- Brief -
The reply should repeat all of the data word for word, with no pictures.

- Data records -
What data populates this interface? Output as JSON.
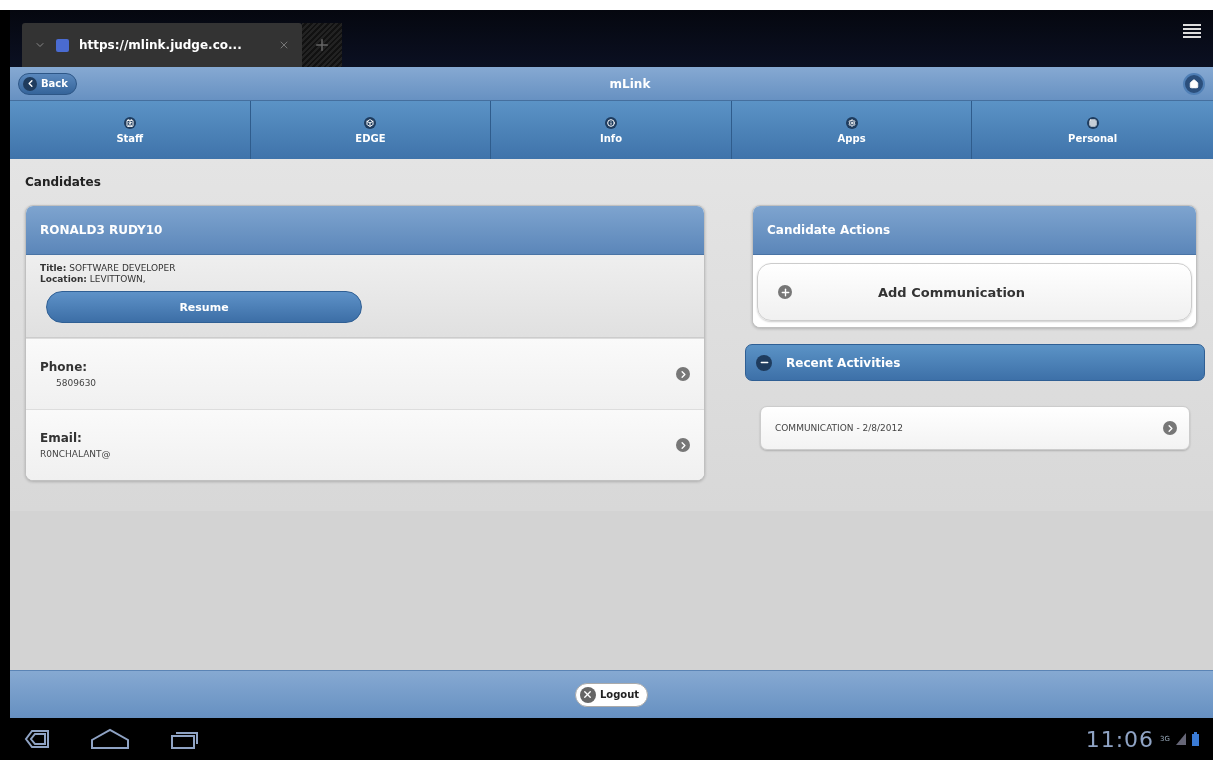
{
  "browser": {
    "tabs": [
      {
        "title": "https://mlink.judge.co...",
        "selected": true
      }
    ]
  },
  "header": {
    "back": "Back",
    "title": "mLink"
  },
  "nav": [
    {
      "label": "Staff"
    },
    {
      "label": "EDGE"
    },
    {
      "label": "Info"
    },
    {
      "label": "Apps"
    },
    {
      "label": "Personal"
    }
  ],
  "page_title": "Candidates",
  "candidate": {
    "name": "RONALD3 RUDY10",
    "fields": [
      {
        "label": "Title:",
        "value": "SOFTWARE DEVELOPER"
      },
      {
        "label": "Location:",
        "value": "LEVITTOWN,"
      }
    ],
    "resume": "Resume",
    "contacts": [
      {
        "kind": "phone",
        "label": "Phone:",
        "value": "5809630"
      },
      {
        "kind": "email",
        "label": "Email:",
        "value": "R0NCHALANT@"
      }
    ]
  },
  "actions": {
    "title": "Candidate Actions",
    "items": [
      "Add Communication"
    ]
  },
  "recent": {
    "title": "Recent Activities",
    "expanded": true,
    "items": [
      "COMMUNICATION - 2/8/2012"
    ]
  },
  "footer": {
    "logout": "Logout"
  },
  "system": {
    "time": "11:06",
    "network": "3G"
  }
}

- Expected output -
What data populates this interface? Output as JSON.
{
  "browser": {
    "tabs": [
      {
        "title": "https://mlink.judge.co...",
        "selected": true
      }
    ]
  },
  "header": {
    "back": "Back",
    "title": "mLink"
  },
  "nav": [
    {
      "label": "Staff"
    },
    {
      "label": "EDGE"
    },
    {
      "label": "Info"
    },
    {
      "label": "Apps"
    },
    {
      "label": "Personal"
    }
  ],
  "page_title": "Candidates",
  "candidate": {
    "name": "RONALD3 RUDY10",
    "fields": [
      {
        "label": "Title:",
        "value": "SOFTWARE DEVELOPER"
      },
      {
        "label": "Location:",
        "value": "LEVITTOWN,"
      }
    ],
    "resume": "Resume",
    "contacts": [
      {
        "kind": "phone",
        "label": "Phone:",
        "value": "5809630"
      },
      {
        "kind": "email",
        "label": "Email:",
        "value": "R0NCHALANT@"
      }
    ]
  },
  "actions": {
    "title": "Candidate Actions",
    "items": [
      "Add Communication"
    ]
  },
  "recent": {
    "title": "Recent Activities",
    "expanded": true,
    "items": [
      "COMMUNICATION - 2/8/2012"
    ]
  },
  "footer": {
    "logout": "Logout"
  },
  "system": {
    "time": "11:06",
    "network": "3G"
  }
}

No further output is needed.